● **RECORDS FOR PROCESSING**
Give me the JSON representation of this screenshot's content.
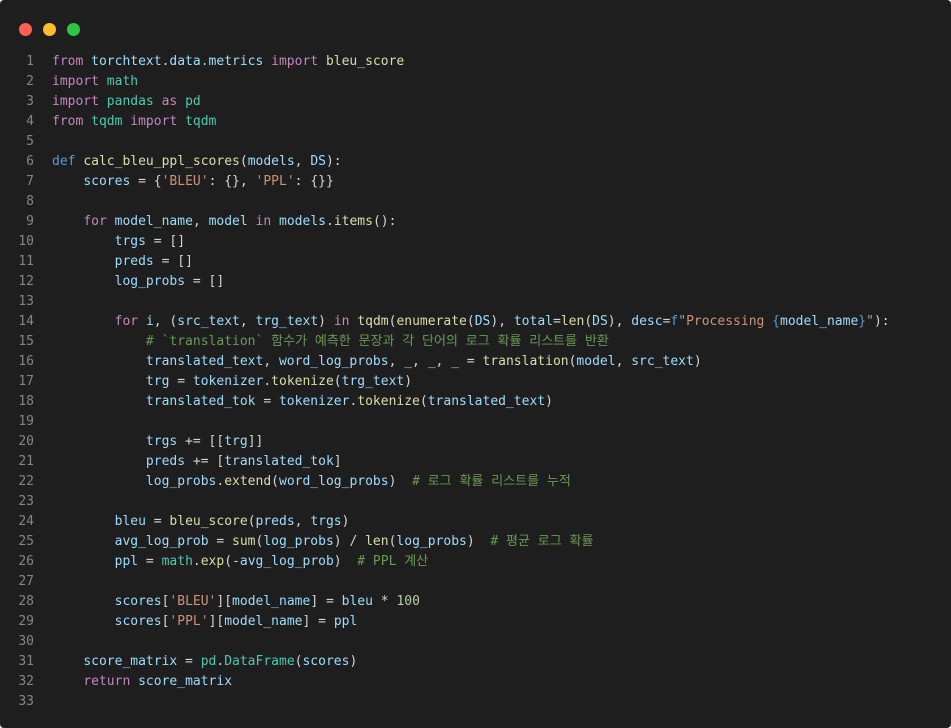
{
  "window": {
    "buttons": {
      "close": "close",
      "minimize": "minimize",
      "maximize": "maximize"
    }
  },
  "code": {
    "lines": [
      {
        "n": "1",
        "tokens": [
          [
            "kw",
            "from"
          ],
          [
            "op",
            " "
          ],
          [
            "var",
            "torchtext.data.metrics"
          ],
          [
            "op",
            " "
          ],
          [
            "kw",
            "import"
          ],
          [
            "op",
            " "
          ],
          [
            "fn",
            "bleu_score"
          ]
        ]
      },
      {
        "n": "2",
        "tokens": [
          [
            "kw",
            "import"
          ],
          [
            "op",
            " "
          ],
          [
            "cls",
            "math"
          ]
        ]
      },
      {
        "n": "3",
        "tokens": [
          [
            "kw",
            "import"
          ],
          [
            "op",
            " "
          ],
          [
            "cls",
            "pandas"
          ],
          [
            "op",
            " "
          ],
          [
            "kw",
            "as"
          ],
          [
            "op",
            " "
          ],
          [
            "cls",
            "pd"
          ]
        ]
      },
      {
        "n": "4",
        "tokens": [
          [
            "kw",
            "from"
          ],
          [
            "op",
            " "
          ],
          [
            "cls",
            "tqdm"
          ],
          [
            "op",
            " "
          ],
          [
            "kw",
            "import"
          ],
          [
            "op",
            " "
          ],
          [
            "cls",
            "tqdm"
          ]
        ]
      },
      {
        "n": "5",
        "tokens": []
      },
      {
        "n": "6",
        "tokens": [
          [
            "def",
            "def"
          ],
          [
            "op",
            " "
          ],
          [
            "fn",
            "calc_bleu_ppl_scores"
          ],
          [
            "op",
            "("
          ],
          [
            "var",
            "models"
          ],
          [
            "op",
            ", "
          ],
          [
            "var",
            "DS"
          ],
          [
            "op",
            "):"
          ]
        ]
      },
      {
        "n": "7",
        "tokens": [
          [
            "op",
            "    "
          ],
          [
            "var",
            "scores"
          ],
          [
            "op",
            " = {"
          ],
          [
            "str",
            "'BLEU'"
          ],
          [
            "op",
            ": {}, "
          ],
          [
            "str",
            "'PPL'"
          ],
          [
            "op",
            ": {}}"
          ]
        ]
      },
      {
        "n": "8",
        "tokens": []
      },
      {
        "n": "9",
        "tokens": [
          [
            "op",
            "    "
          ],
          [
            "kw",
            "for"
          ],
          [
            "op",
            " "
          ],
          [
            "var",
            "model_name"
          ],
          [
            "op",
            ", "
          ],
          [
            "var",
            "model"
          ],
          [
            "op",
            " "
          ],
          [
            "kw",
            "in"
          ],
          [
            "op",
            " "
          ],
          [
            "var",
            "models"
          ],
          [
            "op",
            "."
          ],
          [
            "fn",
            "items"
          ],
          [
            "op",
            "():"
          ]
        ]
      },
      {
        "n": "10",
        "tokens": [
          [
            "op",
            "        "
          ],
          [
            "var",
            "trgs"
          ],
          [
            "op",
            " = []"
          ]
        ]
      },
      {
        "n": "11",
        "tokens": [
          [
            "op",
            "        "
          ],
          [
            "var",
            "preds"
          ],
          [
            "op",
            " = []"
          ]
        ]
      },
      {
        "n": "12",
        "tokens": [
          [
            "op",
            "        "
          ],
          [
            "var",
            "log_probs"
          ],
          [
            "op",
            " = []"
          ]
        ]
      },
      {
        "n": "13",
        "tokens": []
      },
      {
        "n": "14",
        "tokens": [
          [
            "op",
            "        "
          ],
          [
            "kw",
            "for"
          ],
          [
            "op",
            " "
          ],
          [
            "var",
            "i"
          ],
          [
            "op",
            ", ("
          ],
          [
            "var",
            "src_text"
          ],
          [
            "op",
            ", "
          ],
          [
            "var",
            "trg_text"
          ],
          [
            "op",
            ") "
          ],
          [
            "kw",
            "in"
          ],
          [
            "op",
            " "
          ],
          [
            "fn",
            "tqdm"
          ],
          [
            "op",
            "("
          ],
          [
            "fn",
            "enumerate"
          ],
          [
            "op",
            "("
          ],
          [
            "var",
            "DS"
          ],
          [
            "op",
            "), "
          ],
          [
            "var",
            "total"
          ],
          [
            "op",
            "="
          ],
          [
            "fn",
            "len"
          ],
          [
            "op",
            "("
          ],
          [
            "var",
            "DS"
          ],
          [
            "op",
            "), "
          ],
          [
            "var",
            "desc"
          ],
          [
            "op",
            "="
          ],
          [
            "def",
            "f"
          ],
          [
            "str",
            "\"Processing "
          ],
          [
            "def",
            "{"
          ],
          [
            "var",
            "model_name"
          ],
          [
            "def",
            "}"
          ],
          [
            "str",
            "\""
          ],
          [
            "op",
            "):"
          ]
        ]
      },
      {
        "n": "15",
        "tokens": [
          [
            "op",
            "            "
          ],
          [
            "cm",
            "# `translation` 함수가 예측한 문장과 각 단어의 로그 확률 리스트를 반환"
          ]
        ]
      },
      {
        "n": "16",
        "tokens": [
          [
            "op",
            "            "
          ],
          [
            "var",
            "translated_text"
          ],
          [
            "op",
            ", "
          ],
          [
            "var",
            "word_log_probs"
          ],
          [
            "op",
            ", "
          ],
          [
            "var",
            "_"
          ],
          [
            "op",
            ", "
          ],
          [
            "var",
            "_"
          ],
          [
            "op",
            ", "
          ],
          [
            "var",
            "_"
          ],
          [
            "op",
            " = "
          ],
          [
            "fn",
            "translation"
          ],
          [
            "op",
            "("
          ],
          [
            "var",
            "model"
          ],
          [
            "op",
            ", "
          ],
          [
            "var",
            "src_text"
          ],
          [
            "op",
            ")"
          ]
        ]
      },
      {
        "n": "17",
        "tokens": [
          [
            "op",
            "            "
          ],
          [
            "var",
            "trg"
          ],
          [
            "op",
            " = "
          ],
          [
            "var",
            "tokenizer"
          ],
          [
            "op",
            "."
          ],
          [
            "fn",
            "tokenize"
          ],
          [
            "op",
            "("
          ],
          [
            "var",
            "trg_text"
          ],
          [
            "op",
            ")"
          ]
        ]
      },
      {
        "n": "18",
        "tokens": [
          [
            "op",
            "            "
          ],
          [
            "var",
            "translated_tok"
          ],
          [
            "op",
            " = "
          ],
          [
            "var",
            "tokenizer"
          ],
          [
            "op",
            "."
          ],
          [
            "fn",
            "tokenize"
          ],
          [
            "op",
            "("
          ],
          [
            "var",
            "translated_text"
          ],
          [
            "op",
            ")"
          ]
        ]
      },
      {
        "n": "19",
        "tokens": []
      },
      {
        "n": "20",
        "tokens": [
          [
            "op",
            "            "
          ],
          [
            "var",
            "trgs"
          ],
          [
            "op",
            " += [["
          ],
          [
            "var",
            "trg"
          ],
          [
            "op",
            "]]"
          ]
        ]
      },
      {
        "n": "21",
        "tokens": [
          [
            "op",
            "            "
          ],
          [
            "var",
            "preds"
          ],
          [
            "op",
            " += ["
          ],
          [
            "var",
            "translated_tok"
          ],
          [
            "op",
            "]"
          ]
        ]
      },
      {
        "n": "22",
        "tokens": [
          [
            "op",
            "            "
          ],
          [
            "var",
            "log_probs"
          ],
          [
            "op",
            "."
          ],
          [
            "fn",
            "extend"
          ],
          [
            "op",
            "("
          ],
          [
            "var",
            "word_log_probs"
          ],
          [
            "op",
            ")  "
          ],
          [
            "cm",
            "# 로그 확률 리스트를 누적"
          ]
        ]
      },
      {
        "n": "23",
        "tokens": []
      },
      {
        "n": "24",
        "tokens": [
          [
            "op",
            "        "
          ],
          [
            "var",
            "bleu"
          ],
          [
            "op",
            " = "
          ],
          [
            "fn",
            "bleu_score"
          ],
          [
            "op",
            "("
          ],
          [
            "var",
            "preds"
          ],
          [
            "op",
            ", "
          ],
          [
            "var",
            "trgs"
          ],
          [
            "op",
            ")"
          ]
        ]
      },
      {
        "n": "25",
        "tokens": [
          [
            "op",
            "        "
          ],
          [
            "var",
            "avg_log_prob"
          ],
          [
            "op",
            " = "
          ],
          [
            "fn",
            "sum"
          ],
          [
            "op",
            "("
          ],
          [
            "var",
            "log_probs"
          ],
          [
            "op",
            ") / "
          ],
          [
            "fn",
            "len"
          ],
          [
            "op",
            "("
          ],
          [
            "var",
            "log_probs"
          ],
          [
            "op",
            ")  "
          ],
          [
            "cm",
            "# 평균 로그 확률"
          ]
        ]
      },
      {
        "n": "26",
        "tokens": [
          [
            "op",
            "        "
          ],
          [
            "var",
            "ppl"
          ],
          [
            "op",
            " = "
          ],
          [
            "cls",
            "math"
          ],
          [
            "op",
            "."
          ],
          [
            "fn",
            "exp"
          ],
          [
            "op",
            "(-"
          ],
          [
            "var",
            "avg_log_prob"
          ],
          [
            "op",
            ")  "
          ],
          [
            "cm",
            "# PPL 계산"
          ]
        ]
      },
      {
        "n": "27",
        "tokens": []
      },
      {
        "n": "28",
        "tokens": [
          [
            "op",
            "        "
          ],
          [
            "var",
            "scores"
          ],
          [
            "op",
            "["
          ],
          [
            "str",
            "'BLEU'"
          ],
          [
            "op",
            "]["
          ],
          [
            "var",
            "model_name"
          ],
          [
            "op",
            "] = "
          ],
          [
            "var",
            "bleu"
          ],
          [
            "op",
            " * "
          ],
          [
            "num",
            "100"
          ]
        ]
      },
      {
        "n": "29",
        "tokens": [
          [
            "op",
            "        "
          ],
          [
            "var",
            "scores"
          ],
          [
            "op",
            "["
          ],
          [
            "str",
            "'PPL'"
          ],
          [
            "op",
            "]["
          ],
          [
            "var",
            "model_name"
          ],
          [
            "op",
            "] = "
          ],
          [
            "var",
            "ppl"
          ]
        ]
      },
      {
        "n": "30",
        "tokens": []
      },
      {
        "n": "31",
        "tokens": [
          [
            "op",
            "    "
          ],
          [
            "var",
            "score_matrix"
          ],
          [
            "op",
            " = "
          ],
          [
            "cls",
            "pd"
          ],
          [
            "op",
            "."
          ],
          [
            "cls",
            "DataFrame"
          ],
          [
            "op",
            "("
          ],
          [
            "var",
            "scores"
          ],
          [
            "op",
            ")"
          ]
        ]
      },
      {
        "n": "32",
        "tokens": [
          [
            "op",
            "    "
          ],
          [
            "kw",
            "return"
          ],
          [
            "op",
            " "
          ],
          [
            "var",
            "score_matrix"
          ]
        ]
      },
      {
        "n": "33",
        "tokens": []
      }
    ]
  }
}
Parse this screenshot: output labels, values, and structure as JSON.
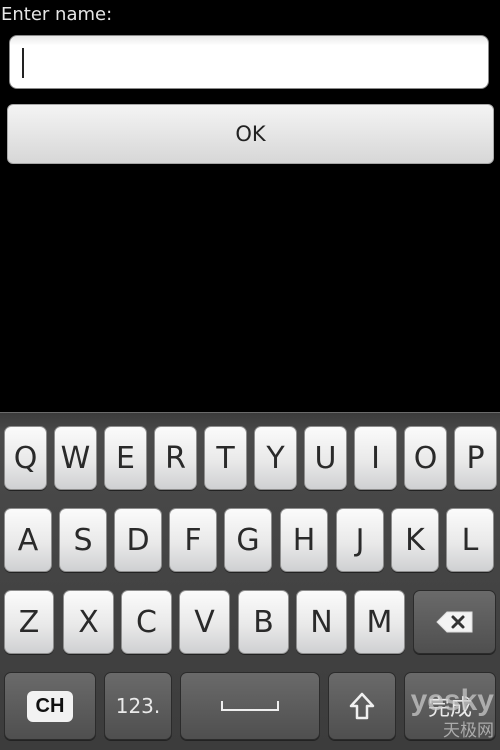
{
  "prompt": {
    "label": "Enter name:"
  },
  "name_input": {
    "value": ""
  },
  "ok_button": {
    "label": "OK"
  },
  "keyboard": {
    "row1": [
      "Q",
      "W",
      "E",
      "R",
      "T",
      "Y",
      "U",
      "I",
      "O",
      "P"
    ],
    "row2": [
      "A",
      "S",
      "D",
      "F",
      "G",
      "H",
      "J",
      "K",
      "L"
    ],
    "row3": [
      "Z",
      "X",
      "C",
      "V",
      "B",
      "N",
      "M"
    ],
    "lang_key": "CH",
    "numbers_key": "123.",
    "done_key": "完成",
    "icons": {
      "backspace": "backspace-icon",
      "shift": "shift-icon",
      "space": "space-icon"
    }
  },
  "watermark": {
    "text": "yesky",
    "sub": "天极网"
  }
}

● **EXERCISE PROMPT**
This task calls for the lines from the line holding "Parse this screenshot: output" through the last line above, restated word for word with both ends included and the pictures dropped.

● **RESULT BELOW**
Parse this screenshot: output labels, values, and structure as JSON.
{
  "prompt": {
    "label": "Enter name:"
  },
  "name_input": {
    "value": ""
  },
  "ok_button": {
    "label": "OK"
  },
  "keyboard": {
    "row1": [
      "Q",
      "W",
      "E",
      "R",
      "T",
      "Y",
      "U",
      "I",
      "O",
      "P"
    ],
    "row2": [
      "A",
      "S",
      "D",
      "F",
      "G",
      "H",
      "J",
      "K",
      "L"
    ],
    "row3": [
      "Z",
      "X",
      "C",
      "V",
      "B",
      "N",
      "M"
    ],
    "lang_key": "CH",
    "numbers_key": "123.",
    "done_key": "完成",
    "icons": {
      "backspace": "backspace-icon",
      "shift": "shift-icon",
      "space": "space-icon"
    }
  },
  "watermark": {
    "text": "yesky",
    "sub": "天极网"
  }
}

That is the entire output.